- [Task]:
All of the data must be returned word for word.

Items from a dataset:
-- Opening Marker --

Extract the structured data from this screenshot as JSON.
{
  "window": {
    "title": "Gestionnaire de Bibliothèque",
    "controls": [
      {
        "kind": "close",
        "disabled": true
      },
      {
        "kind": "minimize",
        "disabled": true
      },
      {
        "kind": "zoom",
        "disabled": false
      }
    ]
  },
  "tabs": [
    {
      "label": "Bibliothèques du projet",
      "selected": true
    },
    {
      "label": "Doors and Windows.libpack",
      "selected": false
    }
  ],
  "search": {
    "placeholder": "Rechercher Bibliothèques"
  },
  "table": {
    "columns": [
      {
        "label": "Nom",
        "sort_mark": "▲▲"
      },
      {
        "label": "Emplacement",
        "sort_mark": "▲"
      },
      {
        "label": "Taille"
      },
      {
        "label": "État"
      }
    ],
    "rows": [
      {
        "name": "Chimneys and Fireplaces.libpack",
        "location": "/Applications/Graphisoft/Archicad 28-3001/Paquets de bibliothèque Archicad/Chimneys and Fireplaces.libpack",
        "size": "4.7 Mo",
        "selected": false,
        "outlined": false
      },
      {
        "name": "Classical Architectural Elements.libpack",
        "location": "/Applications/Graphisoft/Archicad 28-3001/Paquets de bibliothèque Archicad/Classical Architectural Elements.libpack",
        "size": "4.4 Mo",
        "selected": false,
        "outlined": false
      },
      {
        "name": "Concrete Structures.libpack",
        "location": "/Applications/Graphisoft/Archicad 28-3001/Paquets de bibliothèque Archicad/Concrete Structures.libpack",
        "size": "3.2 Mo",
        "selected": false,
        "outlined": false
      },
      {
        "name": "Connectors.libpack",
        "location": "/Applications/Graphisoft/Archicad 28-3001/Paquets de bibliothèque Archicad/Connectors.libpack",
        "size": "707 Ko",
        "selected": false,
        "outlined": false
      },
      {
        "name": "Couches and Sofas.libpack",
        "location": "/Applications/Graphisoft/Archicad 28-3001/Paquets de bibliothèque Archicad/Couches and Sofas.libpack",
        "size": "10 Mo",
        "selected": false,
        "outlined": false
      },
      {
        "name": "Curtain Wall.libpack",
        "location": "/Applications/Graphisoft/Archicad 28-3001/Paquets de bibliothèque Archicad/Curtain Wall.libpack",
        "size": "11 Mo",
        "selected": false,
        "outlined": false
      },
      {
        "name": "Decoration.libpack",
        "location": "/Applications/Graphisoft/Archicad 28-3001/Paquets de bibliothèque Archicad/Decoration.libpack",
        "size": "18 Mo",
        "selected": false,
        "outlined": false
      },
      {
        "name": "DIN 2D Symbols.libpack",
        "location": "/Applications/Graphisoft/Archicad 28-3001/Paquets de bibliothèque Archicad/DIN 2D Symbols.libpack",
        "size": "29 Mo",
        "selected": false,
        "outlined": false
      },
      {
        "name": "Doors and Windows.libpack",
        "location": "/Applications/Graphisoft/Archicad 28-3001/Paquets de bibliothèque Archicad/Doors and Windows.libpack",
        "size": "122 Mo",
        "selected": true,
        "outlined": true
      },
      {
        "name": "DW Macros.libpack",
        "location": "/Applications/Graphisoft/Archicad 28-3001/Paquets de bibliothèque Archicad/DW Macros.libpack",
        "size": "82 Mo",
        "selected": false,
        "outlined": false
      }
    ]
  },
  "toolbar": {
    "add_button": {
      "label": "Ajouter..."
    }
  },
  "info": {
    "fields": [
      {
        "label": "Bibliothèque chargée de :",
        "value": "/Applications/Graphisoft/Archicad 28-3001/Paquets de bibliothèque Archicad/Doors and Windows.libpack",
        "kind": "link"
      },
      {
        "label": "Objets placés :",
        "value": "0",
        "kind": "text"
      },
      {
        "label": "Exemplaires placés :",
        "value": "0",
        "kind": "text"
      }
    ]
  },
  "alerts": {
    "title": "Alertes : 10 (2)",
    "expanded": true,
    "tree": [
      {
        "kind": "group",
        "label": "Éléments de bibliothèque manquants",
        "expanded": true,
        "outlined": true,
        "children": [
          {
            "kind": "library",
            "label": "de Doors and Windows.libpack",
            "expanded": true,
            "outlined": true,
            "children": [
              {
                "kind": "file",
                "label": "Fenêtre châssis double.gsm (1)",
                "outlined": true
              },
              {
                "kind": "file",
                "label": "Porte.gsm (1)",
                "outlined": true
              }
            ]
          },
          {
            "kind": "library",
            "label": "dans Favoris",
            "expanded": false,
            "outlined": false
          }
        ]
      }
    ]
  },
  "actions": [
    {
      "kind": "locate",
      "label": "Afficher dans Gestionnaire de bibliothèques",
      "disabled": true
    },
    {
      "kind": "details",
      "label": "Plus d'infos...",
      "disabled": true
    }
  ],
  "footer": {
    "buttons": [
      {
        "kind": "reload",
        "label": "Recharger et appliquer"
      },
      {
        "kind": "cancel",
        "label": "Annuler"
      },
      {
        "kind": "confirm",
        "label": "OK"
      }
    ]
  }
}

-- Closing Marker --

- [Exercise response]:
Extract the structured data from this screenshot as JSON.
{
  "window": {
    "title": "Gestionnaire de Bibliothèque",
    "controls": [
      {
        "kind": "close",
        "disabled": true
      },
      {
        "kind": "minimize",
        "disabled": true
      },
      {
        "kind": "zoom",
        "disabled": false
      }
    ]
  },
  "tabs": [
    {
      "label": "Bibliothèques du projet",
      "selected": true
    },
    {
      "label": "Doors and Windows.libpack",
      "selected": false
    }
  ],
  "search": {
    "placeholder": "Rechercher Bibliothèques"
  },
  "table": {
    "columns": [
      {
        "label": "Nom",
        "sort_mark": "▲▲"
      },
      {
        "label": "Emplacement",
        "sort_mark": "▲"
      },
      {
        "label": "Taille"
      },
      {
        "label": "État"
      }
    ],
    "rows": [
      {
        "name": "Chimneys and Fireplaces.libpack",
        "location": "/Applications/Graphisoft/Archicad 28-3001/Paquets de bibliothèque Archicad/Chimneys and Fireplaces.libpack",
        "size": "4.7 Mo",
        "selected": false,
        "outlined": false
      },
      {
        "name": "Classical Architectural Elements.libpack",
        "location": "/Applications/Graphisoft/Archicad 28-3001/Paquets de bibliothèque Archicad/Classical Architectural Elements.libpack",
        "size": "4.4 Mo",
        "selected": false,
        "outlined": false
      },
      {
        "name": "Concrete Structures.libpack",
        "location": "/Applications/Graphisoft/Archicad 28-3001/Paquets de bibliothèque Archicad/Concrete Structures.libpack",
        "size": "3.2 Mo",
        "selected": false,
        "outlined": false
      },
      {
        "name": "Connectors.libpack",
        "location": "/Applications/Graphisoft/Archicad 28-3001/Paquets de bibliothèque Archicad/Connectors.libpack",
        "size": "707 Ko",
        "selected": false,
        "outlined": false
      },
      {
        "name": "Couches and Sofas.libpack",
        "location": "/Applications/Graphisoft/Archicad 28-3001/Paquets de bibliothèque Archicad/Couches and Sofas.libpack",
        "size": "10 Mo",
        "selected": false,
        "outlined": false
      },
      {
        "name": "Curtain Wall.libpack",
        "location": "/Applications/Graphisoft/Archicad 28-3001/Paquets de bibliothèque Archicad/Curtain Wall.libpack",
        "size": "11 Mo",
        "selected": false,
        "outlined": false
      },
      {
        "name": "Decoration.libpack",
        "location": "/Applications/Graphisoft/Archicad 28-3001/Paquets de bibliothèque Archicad/Decoration.libpack",
        "size": "18 Mo",
        "selected": false,
        "outlined": false
      },
      {
        "name": "DIN 2D Symbols.libpack",
        "location": "/Applications/Graphisoft/Archicad 28-3001/Paquets de bibliothèque Archicad/DIN 2D Symbols.libpack",
        "size": "29 Mo",
        "selected": false,
        "outlined": false
      },
      {
        "name": "Doors and Windows.libpack",
        "location": "/Applications/Graphisoft/Archicad 28-3001/Paquets de bibliothèque Archicad/Doors and Windows.libpack",
        "size": "122 Mo",
        "selected": true,
        "outlined": true
      },
      {
        "name": "DW Macros.libpack",
        "location": "/Applications/Graphisoft/Archicad 28-3001/Paquets de bibliothèque Archicad/DW Macros.libpack",
        "size": "82 Mo",
        "selected": false,
        "outlined": false
      }
    ]
  },
  "toolbar": {
    "add_button": {
      "label": "Ajouter..."
    }
  },
  "info": {
    "fields": [
      {
        "label": "Bibliothèque chargée de :",
        "value": "/Applications/Graphisoft/Archicad 28-3001/Paquets de bibliothèque Archicad/Doors and Windows.libpack",
        "kind": "link"
      },
      {
        "label": "Objets placés :",
        "value": "0",
        "kind": "text"
      },
      {
        "label": "Exemplaires placés :",
        "value": "0",
        "kind": "text"
      }
    ]
  },
  "alerts": {
    "title": "Alertes : 10 (2)",
    "expanded": true,
    "tree": [
      {
        "kind": "group",
        "label": "Éléments de bibliothèque manquants",
        "expanded": true,
        "outlined": true,
        "children": [
          {
            "kind": "library",
            "label": "de Doors and Windows.libpack",
            "expanded": true,
            "outlined": true,
            "children": [
              {
                "kind": "file",
                "label": "Fenêtre châssis double.gsm (1)",
                "outlined": true
              },
              {
                "kind": "file",
                "label": "Porte.gsm (1)",
                "outlined": true
              }
            ]
          },
          {
            "kind": "library",
            "label": "dans Favoris",
            "expanded": false,
            "outlined": false
          }
        ]
      }
    ]
  },
  "actions": [
    {
      "kind": "locate",
      "label": "Afficher dans Gestionnaire de bibliothèques",
      "disabled": true
    },
    {
      "kind": "details",
      "label": "Plus d'infos...",
      "disabled": true
    }
  ],
  "footer": {
    "buttons": [
      {
        "kind": "reload",
        "label": "Recharger et appliquer"
      },
      {
        "kind": "cancel",
        "label": "Annuler"
      },
      {
        "kind": "confirm",
        "label": "OK"
      }
    ]
  }
}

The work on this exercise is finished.